Creeps in this petty pace from day to day,
To the last syllable of recorded time;
And all our yesterdays have lighted fools
The way to dusty death. Out, out, brief candle!
Life’s but a walking shadow, a poor player
That struts and frets his hour upon the stage
And then is heard no more. It is a tale
Told by an idiot, full of sound and fury
Signifying nothing.

The Light behind Reality.

The Light behind Reality.

That’s the famous sililoquy in Macbeth, spoken by the title character. Macbeth is Idependent Shakespeare Company’s next show of the summer. It opens next week.

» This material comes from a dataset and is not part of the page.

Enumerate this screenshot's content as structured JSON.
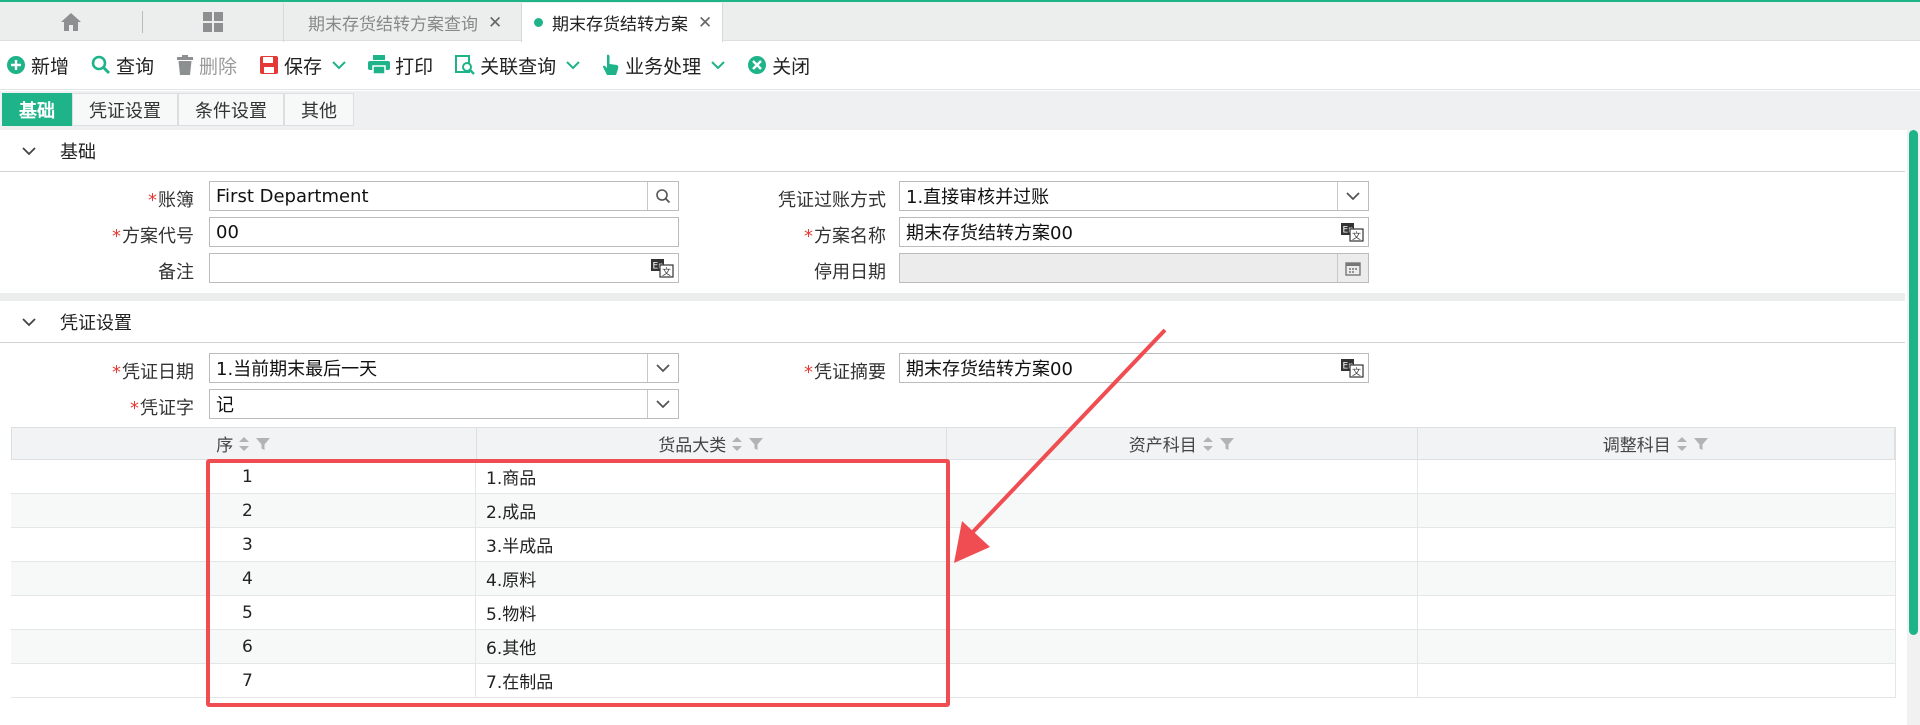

It’s much heavier, much darker than She Stoops to Conquer, but immediately after humanity’s last recorded syllable, all our dramas and comedies will have appeared to be the same tale.

I fixed a few things on the set before the show on Friday, but left before the curtain went up. The heat of the day had gone, but the concrete at the bus stop released all the heat it had absorbed during the day. It was that dusty end-of-day summer heat that – even without a speck of dirt on your person – sinks into every wrinkle and crevace on your body and makes you feel nasty. I praised all the All-Mighties when I boarded the air-conditioned bus, then stared at all the little heads before me with all those little thoughts and all those little tomorrows. But for some reason, I slipped into Dark Yesterday. Soon, I was thinking of ways I could’ve made the set better. This, that, not that, or even that, Jesus, that would’ve been much simpler, you idiot! From there – naturally – I began to think of ways I could’ve treated ex-girlfriends better, then to things I should’ve told my father and close friends before they died. Then came the flood of a million other shoulds and shouldn’ts until I found myself reaching out in the blacknight water for life-preservers of memory – those moments when only just words were spoken and just actions were made in the moment.

A blurry fountain. No, I did not take a picture of her boob.

A blurry fountain. No, I did not take a picture of her boob.

I couldn’t find those moments, however, and when the bus stopped, all I had to save me from the stagnant waters of The Past was a young Mexican-American mother with a boob hanging out of her blouse. I let her exit the bus before me. She was holding an infant – and with one arm fastening child-to teat, and the other lugging her grocery bags, baby bag, purse and stroller, she stepped out on the curb and waited for another bus. She wasn’t even home yet, she had at least one more bus to go. Or, maybe she wasn’t going home. Maybe her tomorrow had already begun. Wherever she was going, she looked too busy juggling that baby to be stuck in The Past.

Be well…